Former Sen. Chaffee wasn't particularly activist on behalf of drug companies, but it was clear today on the Hill that some of those companies are extremely unhappy with his replacement, former Rhode Island attorney general Sheldon Whitehouse. To big companies and the tort-reform industrial complex, Whitehouse is evil incarnate. That's because, before coming to the Senate, he was the attorney general of Rhode Island, where he had the nerve to hire the big-shot plaintiff firm Motley Rice on a contingency basis to represent the state of Rhode Island in litigation against lead paint manufacturers. Motley Rice scored a major jury verdict for the state last year that potentially puts the paint companies on the hook for billions of dollars in paint clean-up costs.
In 2006, the companies campaigned aggressively against Whitehouse, who also earned the wrath of groups like the American Tort Reform Association (ATRA), which has since been pushing legislation to ban states from contracting with plaintiff lawyers. But here he was today, presiding over a Senate Judiciary Committee hearing on the mind-numbing question of whether federal regulatory agencies have been improperly inserting "preemption" language into regulations that would ban lawsuits over dangerous products from coming into state courtsan issue near and dear to the drug companies' hearts.
Whitehouse, a veteran prosecutor, made ample use of the gavel (and absence of any other senators in the room) to put on an entertaining show. He smirked only a little as he faced off with a lawyer for the drug companies dispatched by the U.S. Chamber of Commerce, as well as Viet Dinh, Bush's former assistant U.S. attorney general for legal policy.

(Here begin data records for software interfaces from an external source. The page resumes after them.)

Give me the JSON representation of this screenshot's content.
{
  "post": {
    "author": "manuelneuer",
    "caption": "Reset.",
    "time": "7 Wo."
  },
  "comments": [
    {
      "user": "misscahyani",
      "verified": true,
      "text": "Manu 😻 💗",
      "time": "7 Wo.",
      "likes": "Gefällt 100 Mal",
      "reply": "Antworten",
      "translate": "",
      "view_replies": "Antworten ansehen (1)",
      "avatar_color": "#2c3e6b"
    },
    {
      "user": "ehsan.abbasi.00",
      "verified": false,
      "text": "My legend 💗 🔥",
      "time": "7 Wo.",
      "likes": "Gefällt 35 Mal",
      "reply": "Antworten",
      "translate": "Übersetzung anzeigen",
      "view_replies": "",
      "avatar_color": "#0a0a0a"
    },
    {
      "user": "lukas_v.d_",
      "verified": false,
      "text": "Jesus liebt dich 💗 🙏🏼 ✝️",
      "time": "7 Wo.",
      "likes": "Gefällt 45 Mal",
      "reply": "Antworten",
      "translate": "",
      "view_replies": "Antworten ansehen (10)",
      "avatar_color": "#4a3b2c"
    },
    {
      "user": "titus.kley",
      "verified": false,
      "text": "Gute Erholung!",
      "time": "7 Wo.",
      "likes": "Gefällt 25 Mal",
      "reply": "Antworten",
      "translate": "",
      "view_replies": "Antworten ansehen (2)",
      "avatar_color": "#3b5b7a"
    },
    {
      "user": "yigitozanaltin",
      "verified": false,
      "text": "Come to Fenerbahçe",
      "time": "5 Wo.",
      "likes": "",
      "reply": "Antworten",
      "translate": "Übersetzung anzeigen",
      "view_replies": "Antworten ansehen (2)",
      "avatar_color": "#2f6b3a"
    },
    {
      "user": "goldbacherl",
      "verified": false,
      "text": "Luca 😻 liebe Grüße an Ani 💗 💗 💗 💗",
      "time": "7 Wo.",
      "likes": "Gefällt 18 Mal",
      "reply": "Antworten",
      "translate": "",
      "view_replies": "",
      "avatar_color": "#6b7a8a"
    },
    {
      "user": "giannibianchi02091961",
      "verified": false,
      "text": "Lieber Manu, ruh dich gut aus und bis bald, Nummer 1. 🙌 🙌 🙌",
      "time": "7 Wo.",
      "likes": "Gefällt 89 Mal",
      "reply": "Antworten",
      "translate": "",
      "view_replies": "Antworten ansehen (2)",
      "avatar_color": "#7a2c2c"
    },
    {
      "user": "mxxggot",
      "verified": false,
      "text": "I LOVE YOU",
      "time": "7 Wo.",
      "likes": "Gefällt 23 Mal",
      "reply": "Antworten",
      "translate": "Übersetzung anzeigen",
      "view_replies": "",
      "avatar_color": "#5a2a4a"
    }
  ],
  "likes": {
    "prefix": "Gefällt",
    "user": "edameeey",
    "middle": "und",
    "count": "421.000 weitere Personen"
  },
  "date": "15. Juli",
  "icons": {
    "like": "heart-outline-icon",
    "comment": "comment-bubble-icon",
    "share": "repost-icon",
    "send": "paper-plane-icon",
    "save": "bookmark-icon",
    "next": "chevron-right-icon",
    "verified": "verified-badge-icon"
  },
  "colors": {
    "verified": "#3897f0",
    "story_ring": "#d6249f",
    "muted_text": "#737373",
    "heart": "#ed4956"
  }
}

Whitehouse used the opportunity to bash ATRA, noting that its spokesman had told the Washington Post yesterday that "Regulatory experts are better arbiters of what is a potential threat to a consumer than a judge or jury in Michigan." Whitehouse then asked Dinh, now a professor at Georgetown Law School, "How do you think Ronald Reagan would respond to the notion that bureaucrats are better" than judges and juries at identifying what's a threat to their communities?

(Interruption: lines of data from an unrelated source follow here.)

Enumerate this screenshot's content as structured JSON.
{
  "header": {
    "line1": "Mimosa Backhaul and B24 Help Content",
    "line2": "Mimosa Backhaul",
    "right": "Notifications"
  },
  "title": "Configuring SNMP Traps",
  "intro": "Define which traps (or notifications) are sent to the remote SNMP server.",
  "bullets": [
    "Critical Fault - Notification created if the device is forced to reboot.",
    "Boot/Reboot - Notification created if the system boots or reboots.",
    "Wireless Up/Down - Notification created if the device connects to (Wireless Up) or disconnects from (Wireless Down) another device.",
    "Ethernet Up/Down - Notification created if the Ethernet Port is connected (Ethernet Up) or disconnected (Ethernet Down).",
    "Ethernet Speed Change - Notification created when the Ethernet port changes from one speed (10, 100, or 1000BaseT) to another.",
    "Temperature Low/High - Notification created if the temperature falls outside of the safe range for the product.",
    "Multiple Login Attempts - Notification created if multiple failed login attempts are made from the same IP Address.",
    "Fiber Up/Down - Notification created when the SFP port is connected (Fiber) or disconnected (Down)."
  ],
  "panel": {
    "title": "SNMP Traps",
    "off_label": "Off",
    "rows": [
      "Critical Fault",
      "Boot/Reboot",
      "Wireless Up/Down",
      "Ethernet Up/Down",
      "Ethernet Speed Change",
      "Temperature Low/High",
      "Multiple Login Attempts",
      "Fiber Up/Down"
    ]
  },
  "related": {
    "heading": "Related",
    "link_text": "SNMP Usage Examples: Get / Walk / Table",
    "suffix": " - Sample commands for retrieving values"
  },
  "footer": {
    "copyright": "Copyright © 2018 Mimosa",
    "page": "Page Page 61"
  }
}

Dinh pointed out that Reagan had a dim view of the "litigation system," but conceded that the preemption movement is a bit at odds with the Republican Party's professed fealty to state's rights.

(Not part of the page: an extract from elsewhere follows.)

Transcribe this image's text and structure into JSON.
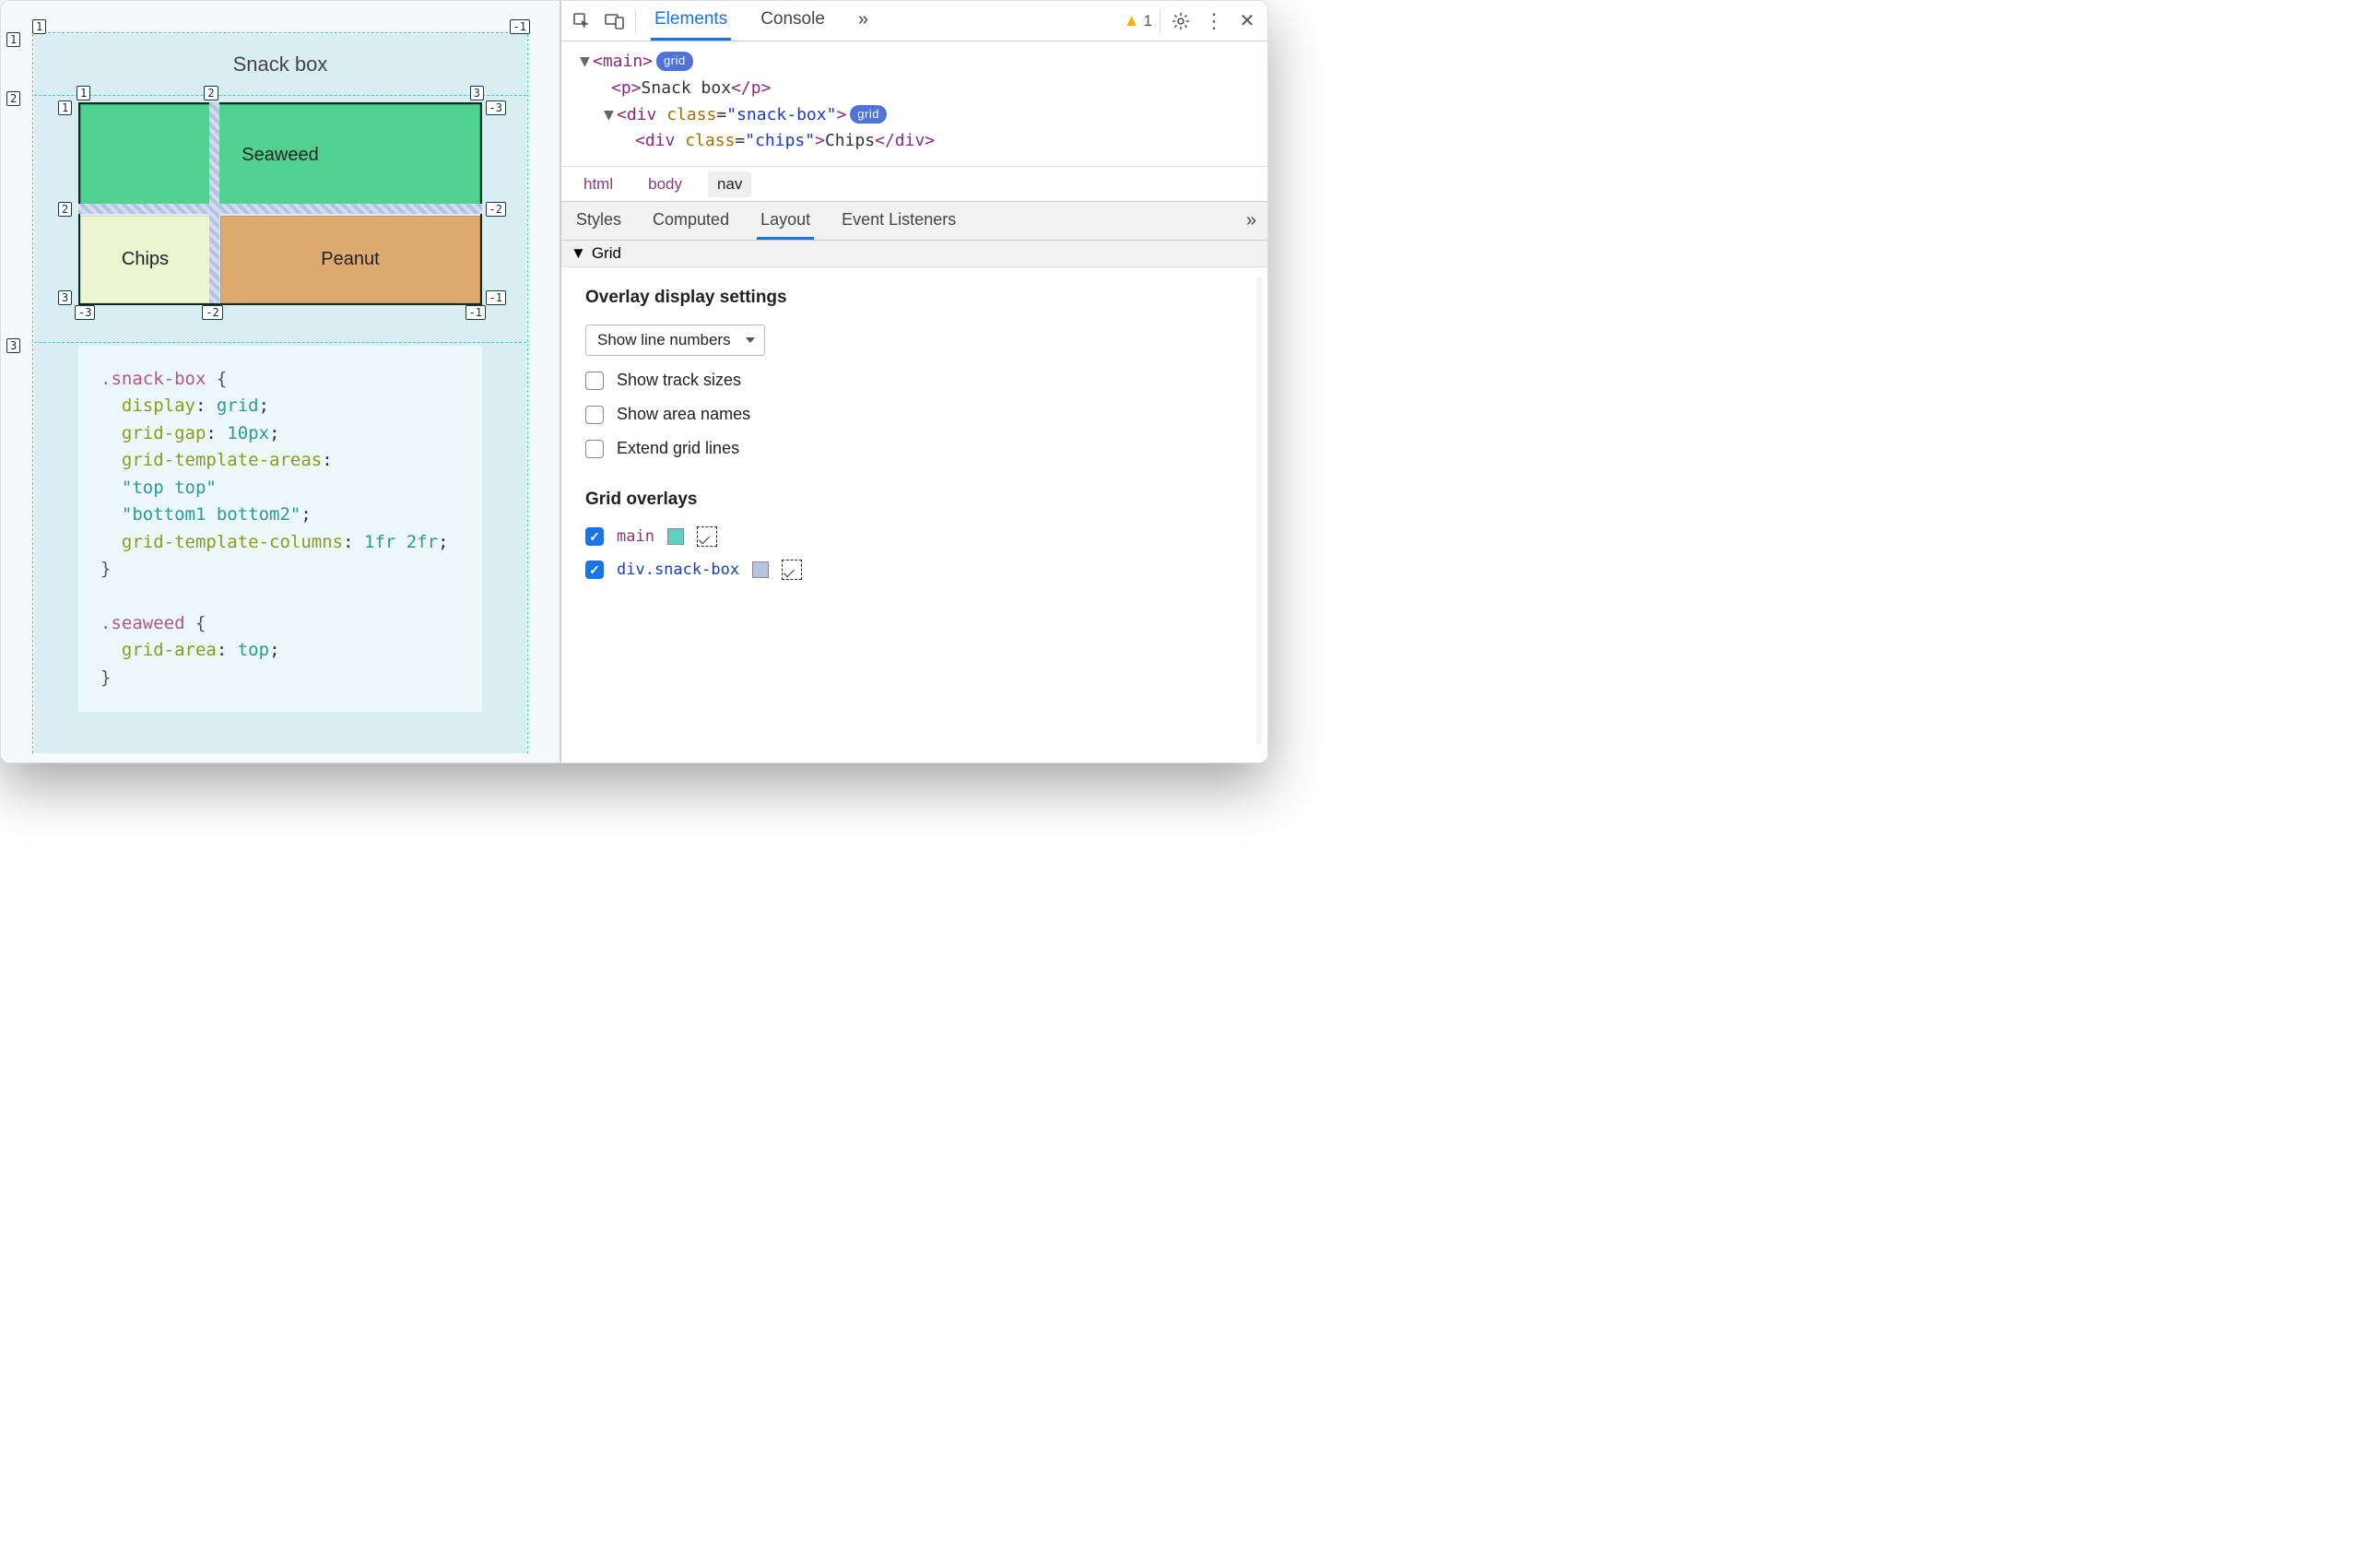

No word on whether the Judiciary Committee (or Whitehouse, for that matter) actually plans to do anything about the whole preemption issue, but you can read more about it here, in a report published recently by the Center for Progressive Reform, co-authored by David Vladeck, another Georgetown Law prof who also testified at the hearing today. (As with all such studies, this one comes with its own bias. It's funded in part by the Pound Civil Justice Institute, which is an arm of the national trial lawyers association.)